You’ll need to wipe away any excess ink as you shade. Remove it so you can more easily eyeball your work. If you see any inconsistencies, fix them by altering the shading. Dab up any ink that remains after you have completed the tattoo, too.

Adjust your technique’s weight to alter the shading’s depth. Your brushwork needs to be from heavy to light. Add additional pressure to create the dark area; reduce the pressure as you shift to the light area. Make the transition from dark to light smooth. You do not want the gradient to appear obvious. 

Dilute the ink as you need to. This will create natural gradients. To dilute black pigment into gray, dip the needle into distilled water. This allows you to avoid changing needles as you make your way through the tattoo. 

As you are applying ink, angle the needle in a circular movement. This blends the tattoo’s tones effectively because it applies ink in various amounts, adding to the shading effort. 

You can also vary the amount of the ink in the mouth of the needle as needed. This is less efficient time-wise, but you can use this method if you are not comfortable with your skill in producing a good gradient by controlling the pressure you are applying with the needle. Think of it as another option.

To make sure the darker ink is completely out of the needle prior to shading the lighter parts of the design, clean your needles as you progress. Not cleaning needles can do serious damage to your shading. 
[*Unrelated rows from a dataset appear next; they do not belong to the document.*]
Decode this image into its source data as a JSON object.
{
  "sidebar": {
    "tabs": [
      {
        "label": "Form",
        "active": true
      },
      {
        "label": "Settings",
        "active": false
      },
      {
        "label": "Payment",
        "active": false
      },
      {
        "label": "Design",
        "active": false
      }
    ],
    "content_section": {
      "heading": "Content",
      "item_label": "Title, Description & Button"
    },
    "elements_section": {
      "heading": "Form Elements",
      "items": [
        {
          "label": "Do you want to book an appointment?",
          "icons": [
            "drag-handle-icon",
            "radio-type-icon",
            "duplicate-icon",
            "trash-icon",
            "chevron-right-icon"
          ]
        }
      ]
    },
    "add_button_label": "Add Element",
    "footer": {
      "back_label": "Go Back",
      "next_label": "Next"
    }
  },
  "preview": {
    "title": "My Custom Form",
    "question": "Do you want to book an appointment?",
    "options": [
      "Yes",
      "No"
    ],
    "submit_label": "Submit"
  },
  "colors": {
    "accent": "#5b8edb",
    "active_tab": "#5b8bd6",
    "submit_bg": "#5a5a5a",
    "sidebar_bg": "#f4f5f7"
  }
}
Using these methods and techniques with dexterity and patience produces the beautiful, unique shading that you and your customer envisioned.

Conclusion

Shading is a skill and an art. It is a skill that requires learning through knowledge and hands-on experience. After you absorb basic techniques, it requires practice, determination, and patience to become a confident, pro shader. 

It is also an art that allows you greater creativity and leeway in creating beautiful tattooing that can set you and your creative endeavors apart from the crowd. Add these shading techniques and tips to your tattooing skills so you can add more beauty and inspiration to your customers’ tattoo visions, and for your greater success as a tattoo artist. 

FAQs

How do you shade using different colored inks?

Use the dark hues of the color you’ve chosen for shading where you need it and the light hues for highlights.

Is it OK when fine lines appear with new shading?

Yes. This simply indicates that the ink is drying. Caution: If you attempt to smooth the lines out, it will damage the tattoo.

Can you attain a gold-colored tattoo with shading?

Yes, you can. You may also add hints of bronze for a distinctive appearance.